Before Duncan's murder, Macbeth questions and second-guesses his ambitious tendencies and actions.
"We will proceed no further in this business/He hath honoured me of late, and I have brought/golden opinions from all sorts of people" (Act 1, Scene 7, 31 - 33). After performing the evil deeds Macbeth was responsible for, Macbeth was not happy with what he has accomplished, "I am afraid to think what I have done/look on 't again I dare not" (Act 2, Scene 2, 55 - 56).
Throughout the centuries, human beings have always had the need to achieve some things in life such as love, wealth, power, or authority. In The Tragedy of Macbeth, Macbeth was a brave soldier of Scotland and was very loyal to King Duncan.
As he returned from a battle with his friend Banquo, three witches hailed him as Thane of Glamis, Thane of Cawdor and in the end, King of Scotland.
It is apparent to all, even to himself, that Macbeth is ambitious, as most people who succeed are.

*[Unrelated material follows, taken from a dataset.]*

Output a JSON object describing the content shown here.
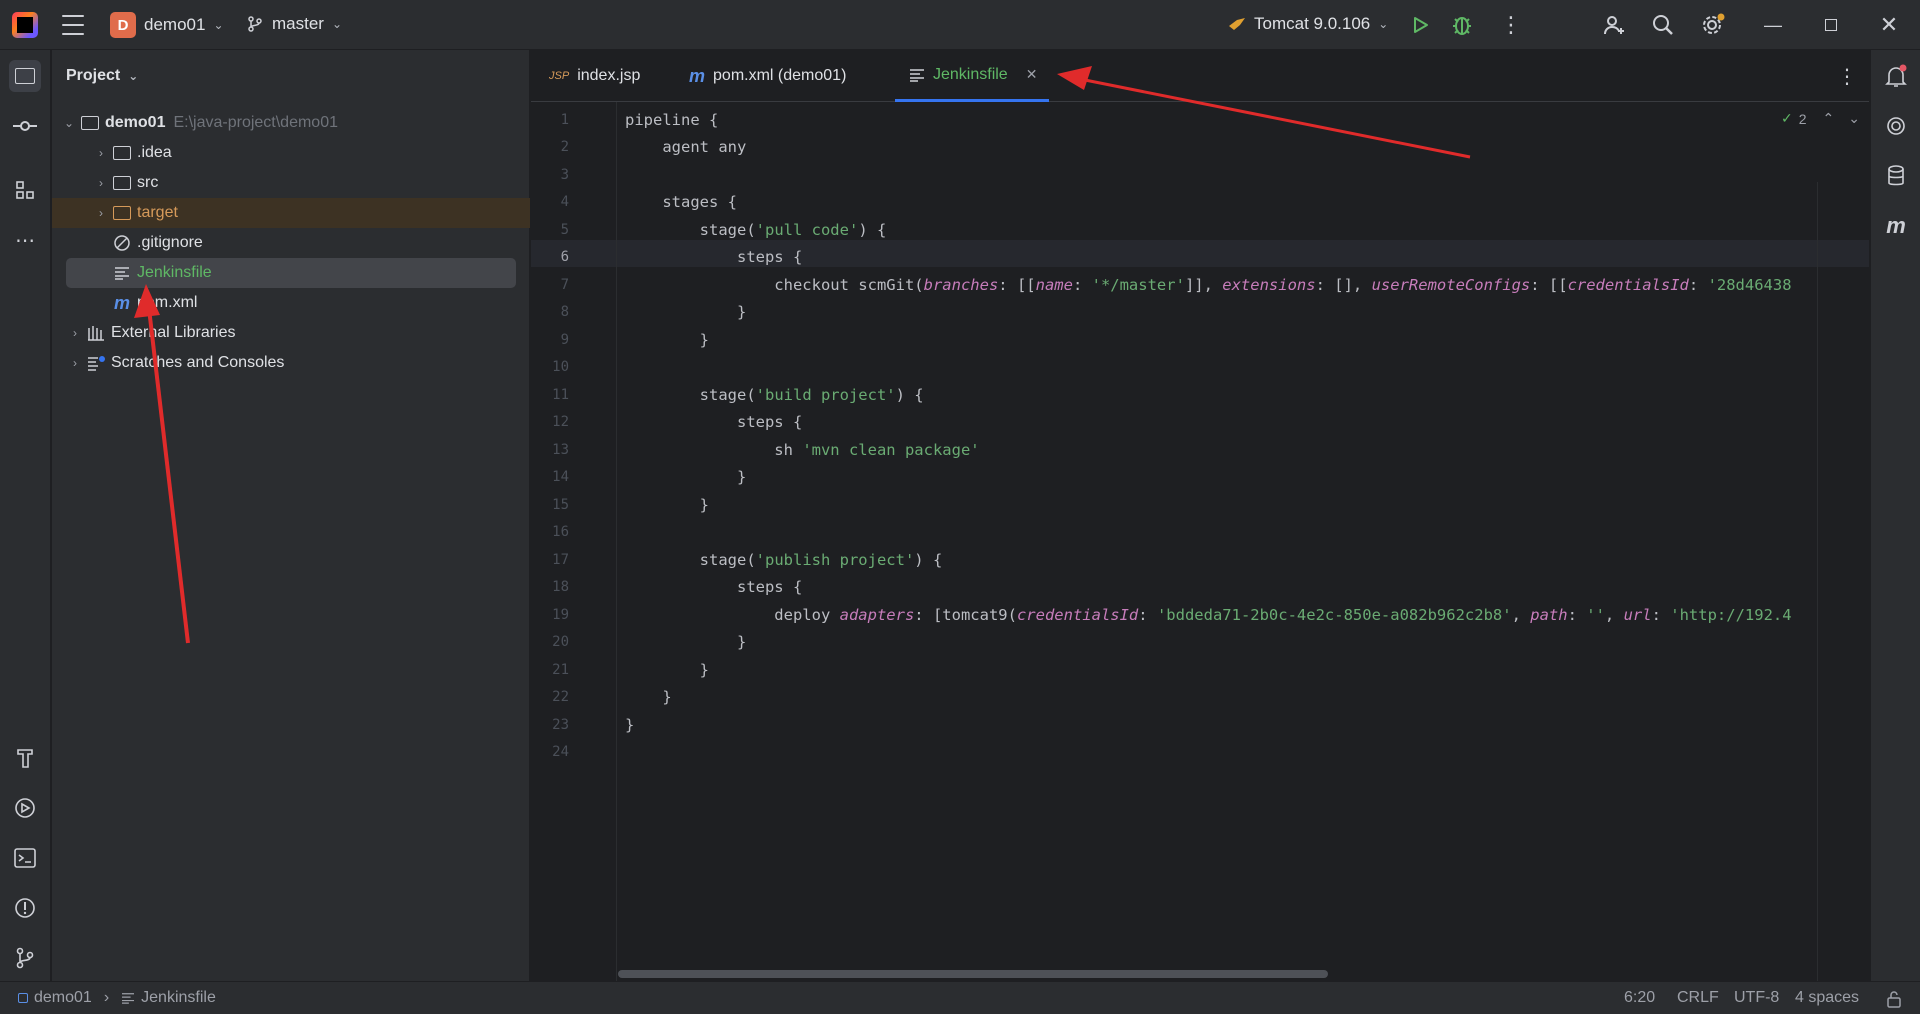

In fact, ambition is often an important quality in a good leader.
Many scandals, both historic and current, can be linked to greed, ambition, and abuse of power.
Typically, the key figures are motivated by, and are inevitably destroyed by, ambition.
King Duncan acknowledged Macbeth's bravery by naming him the new Thane of Cawdor, "What he hath lost, noble Macbeth hath won," (Act 1, Scene 2, 67).
One would think that such an accomplishment as Thane of Cawdor would satisfy Macbeth's ambition. He kills Duncan in his ambitious quest to gain even more power and later is consumed by paranoia and guilt.